Both David Nitz and Brian Fick have been on the project with me since its inception back in 1992, and it's been extremely successful," Cronin said. "David is superb in electronics, and he was responsible for the front-end electronics. Brian's work has been in the characterization of the atmosphere, and he's been superb in the analysis of all the fluorescence data."

"Both fellows are well-known and appreciated among the nearly three hundred scientists in the project," Cronin added.

Devising a communications system that knits together an observatory scattered over an area the size of Rhode Island proved an arduous project. "In theory, everything seems simple, and in practice, everything is hard," Nitz notes. "But we're at the point where we are ramping down construction and moving toward analysis of data."

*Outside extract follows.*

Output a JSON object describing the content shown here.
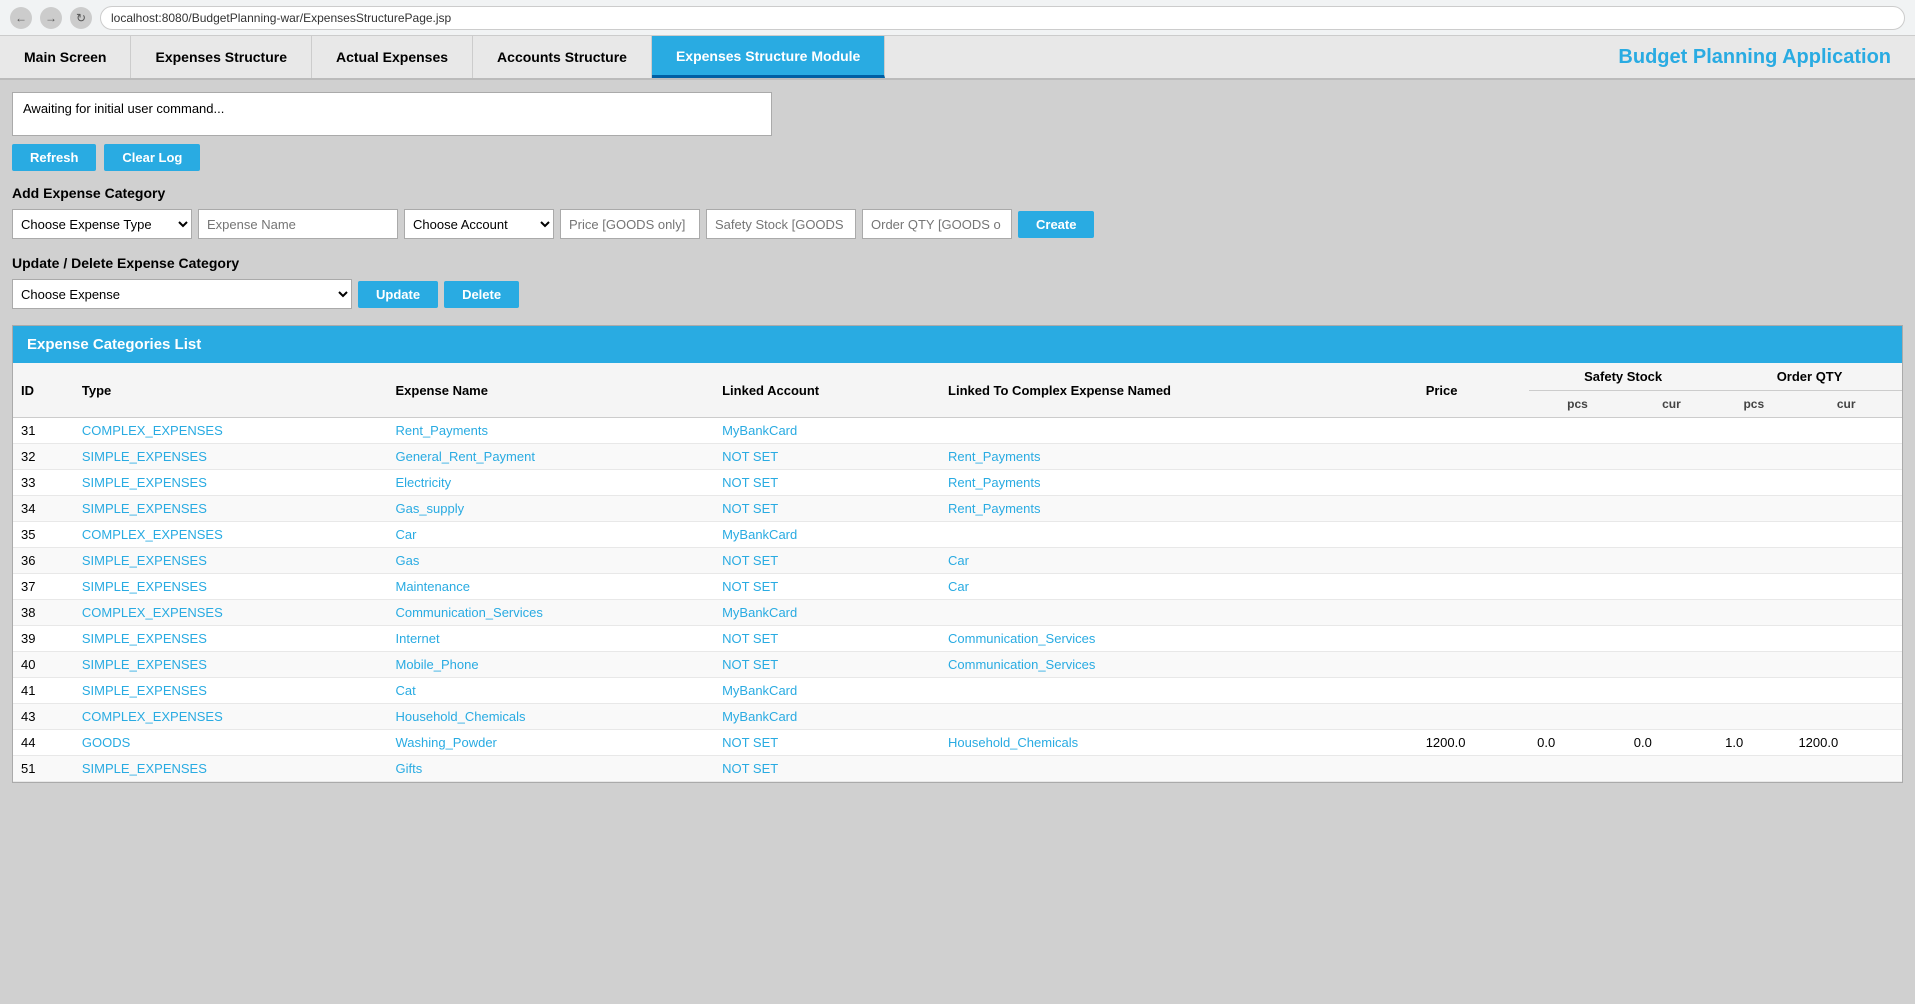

The Auger Observatory uses two systems to detect and study high-energy cosmic rays. The first relies on the observatory's dominant feature: sixteen hundred enclosed water tanks spread out one and one-half kilometers apart in a grid over the yellow prairie. When cosmic rays slam into the atmosphere, they trigger a cascade of subatomic particles known as an air shower. (French scientist Pierre Auger first identified these showers in 1938.) When these particles, which travel at nearly the speed of light, hit the water in the tanks, they produce a type of energy known as Cerenkov light that's picked up by sensors.

Nitz developed the so-called front-end board and its first-level trigger, which first winnow the information being sent over the communications network. "This is the crucial first step in finding the needle in the haystack of the interesting physics events," Nitz said. "We designed the electronics to do that process at Michigan Tech, along with the algorithms which are programmed into the electronics."

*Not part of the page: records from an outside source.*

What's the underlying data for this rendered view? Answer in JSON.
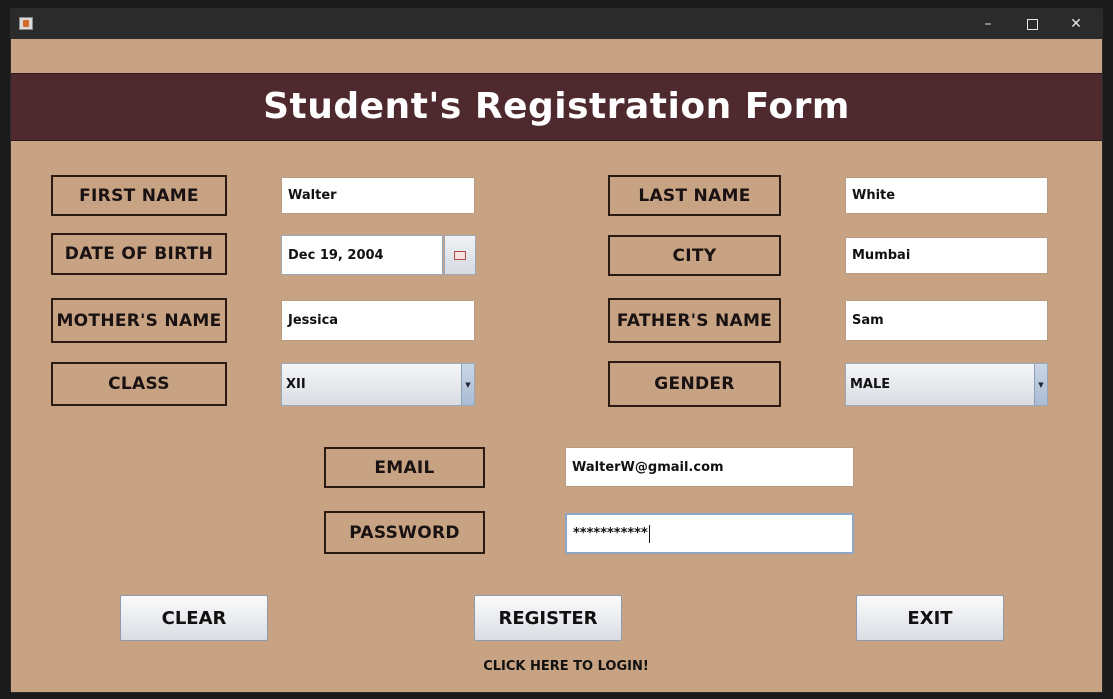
{
  "window": {
    "minimize_glyph": "–",
    "close_glyph": "✕",
    "app_icon": "java-cup-icon"
  },
  "form": {
    "title": "Student's Registration Form",
    "first_name": {
      "label": "FIRST NAME",
      "value": "Walter"
    },
    "last_name": {
      "label": "LAST NAME",
      "value": "White"
    },
    "dob": {
      "label": "DATE OF BIRTH",
      "value": "Dec 19, 2004"
    },
    "city": {
      "label": "CITY",
      "value": "Mumbai"
    },
    "mother_name": {
      "label": "MOTHER'S NAME",
      "value": "Jessica"
    },
    "father_name": {
      "label": "FATHER'S NAME",
      "value": "Sam"
    },
    "class": {
      "label": "CLASS",
      "value": "XII"
    },
    "gender": {
      "label": "GENDER",
      "value": "MALE"
    },
    "email": {
      "label": "EMAIL",
      "value": "WalterW@gmail.com"
    },
    "password": {
      "label": "PASSWORD",
      "value": "***********"
    }
  },
  "buttons": {
    "clear": "CLEAR",
    "register": "REGISTER",
    "exit": "EXIT"
  },
  "login_link": "CLICK HERE TO LOGIN!",
  "colors": {
    "background": "#c7a383",
    "banner": "#4e2a2e",
    "titlebar": "#2b2b2b"
  }
}
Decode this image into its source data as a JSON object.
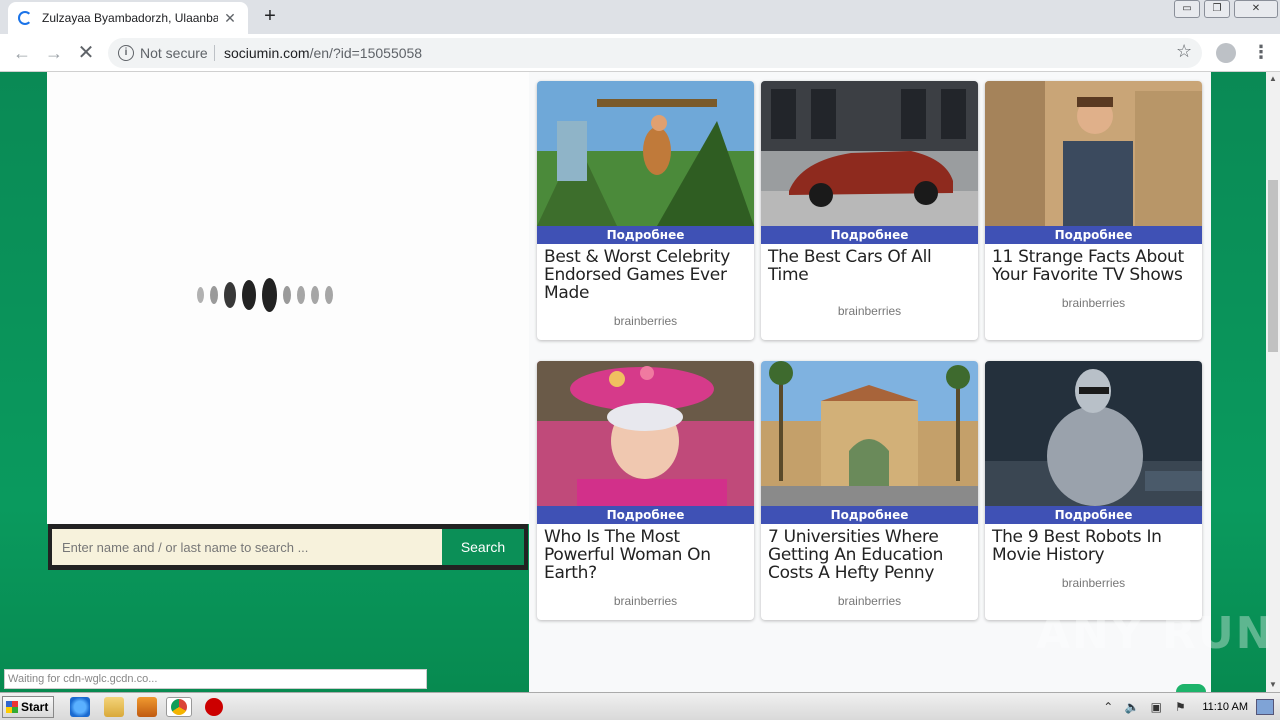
{
  "browser": {
    "tab_title": "Zulzayaa Byambadorzh, Ulaanbaatar",
    "tab_close": "✕",
    "new_tab": "+",
    "security_label": "Not secure",
    "url_host": "sociumin.com",
    "url_path": "/en/?id=15055058",
    "window_controls": [
      "▭",
      "❐",
      "✕"
    ]
  },
  "search": {
    "placeholder": "Enter name and / or last name to search ...",
    "button_label": "Search"
  },
  "cards": [
    {
      "badge": "Подробнее",
      "title": "Best & Worst Celebrity Endorsed Games Ever Made",
      "source": "brainberries",
      "image": "jungle-game-character"
    },
    {
      "badge": "Подробнее",
      "title": "The Best Cars Of All Time",
      "source": "brainberries",
      "image": "red-car"
    },
    {
      "badge": "Подробнее",
      "title": "11 Strange Facts About Your Favorite TV Shows",
      "source": "brainberries",
      "image": "tv-show-actor"
    },
    {
      "badge": "Подробнее",
      "title": "Who Is The Most Powerful Woman On Earth?",
      "source": "brainberries",
      "image": "queen-pink-hat"
    },
    {
      "badge": "Подробнее",
      "title": "7 Universities Where Getting An Education Costs A Hefty Penny",
      "source": "brainberries",
      "image": "university-arch"
    },
    {
      "badge": "Подробнее",
      "title": "The 9 Best Robots In Movie History",
      "source": "brainberries",
      "image": "robocop"
    }
  ],
  "status_bar": "Waiting for cdn-wglc.gcdn.co...",
  "watermark": "ANY RUN",
  "taskbar": {
    "start_label": "Start",
    "time": "11:10 AM"
  },
  "colors": {
    "page_green": "#0a8a55",
    "badge_blue": "#3f51b5",
    "search_button": "#0b8f57"
  }
}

With colleagues at Penn State and Fermi Lab, they built the prototypes for the one thousand boards that are already harnessing data. "They're actually built at a shop in Milwaukee," he said. Then they are shipped north to Michigan Tech, where they are tested under desert-like conditions before being sent to Argentina. Of the nearly one thousand production boards tested, only three have failed in the field.

Data selected by Nitz's trigger is broadcast from the tanks to towers and sent via microwave to the observatory's central campus and then on to Michigan Tech and other institutions via the internet for analysis. By measuring the light from several tanks, scientists can estimate the energy of the cosmic ray particle and determine its trajectory.

The second detection method tracks the development of air showers by observing ultraviolet light emitted high in the Earth's atmosphere.

The charged particles in an air shower interact with atmospheric nitrogen, causing it to emit ultraviolet light. This process, called fluorescence, is invisible to the human eye but not to the Auger Observatory's optical detectors. To them, a cosmic ray appears like a light bulb rocketing through the atmosphere.
YAP

Brian Fick, Johana Chirinos Diaz, and David Nitz circumnavigate one of the Pierre Auger Observatory's sixteen hundred water tanks, which are scattered across the Pampa Amarilla (yellow prairie) in Argentina.

Michigan Tech Associate Professor Fick championed efforts to build fluorescence detectors and then to link them with the water tanks.

"The fluorescence detector and the ground array collect data independently, but they have a common trigger which integrates that data. This lets us observe the same phenomenon simultaneously and gives us a lot more information about cosmic rays," Fick said.

So where do ultra-high-energy cosmic rays originate? "There are data coming in," Nitz says carefully. "We're starting to build up a pattern of where they come from in the sky, but we don't have enough information to say for certain."

It will help when the Colorado observatory is built, Nitz says. That facility will be able to detect air showers within the northern hemisphere, so scientists can study cosmic rays hitting the Earth from all directions.

Whatever the results, collaborating on the Pierre Auger Project has been tremendously satisfying, says Nitz. "I've been able to work with so many talented, dedicated people from so many places on one of the most fascinating mysteries of the universe," he said. "It's been a wonderful experience."